Nehemiah takes the rest of the chapter to highlight his godly example as governor. King Artaxerxes had appointed Nehemiah as governor prior to his journey to Jerusalem and he served as governor for twelve years. (5.14a) During his reign as Governor Nehemiah didn’t live as other governors but rather chose to demonstrate a godly example to the people. He did not utilize the food allowance giving to governors by the empire. (5.14b, 18b) He did not impose a tax on the people. (5.15) He did not sit in the governor’s mansion but rather joined the people daily in the work of rebuilding the wall. (5.16a) He did not purchase any land. (5.16b) Every day he would host an evening meal with one hundred and fifty of his fellow countrymen together with guests from surrounding nations. (5.17) The menu included one ox, six choice sheep, and birds. Every ten days wine was served to all the guests in abundance. (5.18) Nehemiah did all with his own money.
Why did Nehemiah do all of this? Out of reverence to God. Brothers and sisters, God’s Word calls us a peculiar people and truly we are! (IPt.2.9) Why do we do the things we do? Why do we give a tenth of our income to support the Lord’s work through the church? Why are we generous and ready to help with special causes? Why do we help the poor and needy? Out of reverence to the One who was rich yet for our sakes become poor. (2Cor.8.9) We do these things out of gratitude to Him who has called us out of darkness into His marvelous light! Nehemiah was not looking for praise from man. He was living his life for the glory of God and the people of Jerusalem were the benefactors of God’s great grace shown to Nehemiah. He prays, “Remember me, O my God, for good, accordingly to all I have done for this people.” (5.19)
This chapter teaches us that rebuilding must address internal problems. We must be willing to address internal problems within ourselves, our relationships, our family, our employment, and our church. Brothers and sisters, we must hold purity and unity as high values in the church of Jesus Christ.
Before I close this morning, I want you to see the analogy of the Gospel given to us in this chapter.

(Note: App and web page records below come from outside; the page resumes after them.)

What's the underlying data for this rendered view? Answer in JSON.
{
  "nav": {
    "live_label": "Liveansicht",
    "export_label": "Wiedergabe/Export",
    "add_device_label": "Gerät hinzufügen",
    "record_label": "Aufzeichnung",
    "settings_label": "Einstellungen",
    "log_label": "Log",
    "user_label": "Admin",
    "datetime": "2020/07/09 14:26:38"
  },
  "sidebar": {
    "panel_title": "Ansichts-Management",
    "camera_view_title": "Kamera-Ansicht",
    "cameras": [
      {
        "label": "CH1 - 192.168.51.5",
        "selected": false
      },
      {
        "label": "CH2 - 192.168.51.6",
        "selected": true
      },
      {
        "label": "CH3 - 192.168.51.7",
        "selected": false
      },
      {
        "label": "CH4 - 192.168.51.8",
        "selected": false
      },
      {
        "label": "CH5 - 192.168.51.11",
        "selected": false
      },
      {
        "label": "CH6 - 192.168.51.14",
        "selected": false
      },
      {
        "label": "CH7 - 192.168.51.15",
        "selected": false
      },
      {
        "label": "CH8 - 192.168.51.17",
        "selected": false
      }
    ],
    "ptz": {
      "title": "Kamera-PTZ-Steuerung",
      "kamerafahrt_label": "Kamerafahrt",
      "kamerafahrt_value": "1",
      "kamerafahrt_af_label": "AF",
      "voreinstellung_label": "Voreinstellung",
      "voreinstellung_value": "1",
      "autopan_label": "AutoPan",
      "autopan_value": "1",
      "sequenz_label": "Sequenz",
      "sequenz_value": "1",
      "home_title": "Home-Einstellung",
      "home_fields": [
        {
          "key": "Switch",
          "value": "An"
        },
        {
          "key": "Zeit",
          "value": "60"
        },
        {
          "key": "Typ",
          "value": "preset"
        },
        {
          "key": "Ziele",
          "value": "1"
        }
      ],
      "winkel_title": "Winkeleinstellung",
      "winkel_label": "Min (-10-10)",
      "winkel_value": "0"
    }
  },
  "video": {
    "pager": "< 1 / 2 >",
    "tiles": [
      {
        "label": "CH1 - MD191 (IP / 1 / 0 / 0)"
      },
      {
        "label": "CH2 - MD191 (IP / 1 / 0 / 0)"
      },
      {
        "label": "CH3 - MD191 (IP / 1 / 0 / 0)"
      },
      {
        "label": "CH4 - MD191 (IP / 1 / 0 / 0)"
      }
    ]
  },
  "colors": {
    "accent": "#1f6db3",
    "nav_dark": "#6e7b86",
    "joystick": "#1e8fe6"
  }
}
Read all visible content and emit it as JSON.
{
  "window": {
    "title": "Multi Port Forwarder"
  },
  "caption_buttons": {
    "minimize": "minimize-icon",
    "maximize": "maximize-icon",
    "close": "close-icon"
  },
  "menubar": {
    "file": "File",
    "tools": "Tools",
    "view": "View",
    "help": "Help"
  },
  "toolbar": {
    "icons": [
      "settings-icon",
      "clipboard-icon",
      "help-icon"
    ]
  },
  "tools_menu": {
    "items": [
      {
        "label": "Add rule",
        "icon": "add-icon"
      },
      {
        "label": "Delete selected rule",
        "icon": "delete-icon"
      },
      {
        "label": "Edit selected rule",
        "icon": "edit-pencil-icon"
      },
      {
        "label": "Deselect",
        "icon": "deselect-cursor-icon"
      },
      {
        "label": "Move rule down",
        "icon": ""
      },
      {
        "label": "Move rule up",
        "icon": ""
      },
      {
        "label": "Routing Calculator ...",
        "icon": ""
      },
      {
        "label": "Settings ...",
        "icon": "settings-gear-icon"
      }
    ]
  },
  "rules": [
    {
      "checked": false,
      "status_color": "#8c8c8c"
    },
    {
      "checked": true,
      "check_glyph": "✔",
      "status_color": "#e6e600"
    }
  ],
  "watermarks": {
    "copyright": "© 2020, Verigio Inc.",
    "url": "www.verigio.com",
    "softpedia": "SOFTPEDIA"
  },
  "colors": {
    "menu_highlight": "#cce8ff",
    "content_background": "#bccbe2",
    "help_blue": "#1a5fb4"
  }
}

We all were living as slaves to the great oppressor because of past mistakes and failures. God sent the Governor of our souls, our Lord Jesus Christ, to confront and condemn the great oppressor, to set us free from our bondage, and to restore our lives. Our great Governor gave us an example to follow. That we should do nothing from selfishness or empty conceit, but with humility of mind regard one another as more important than yourselves;do not merely look out for your own personal interests, but also for the interests of others. (Phil.2.3-4)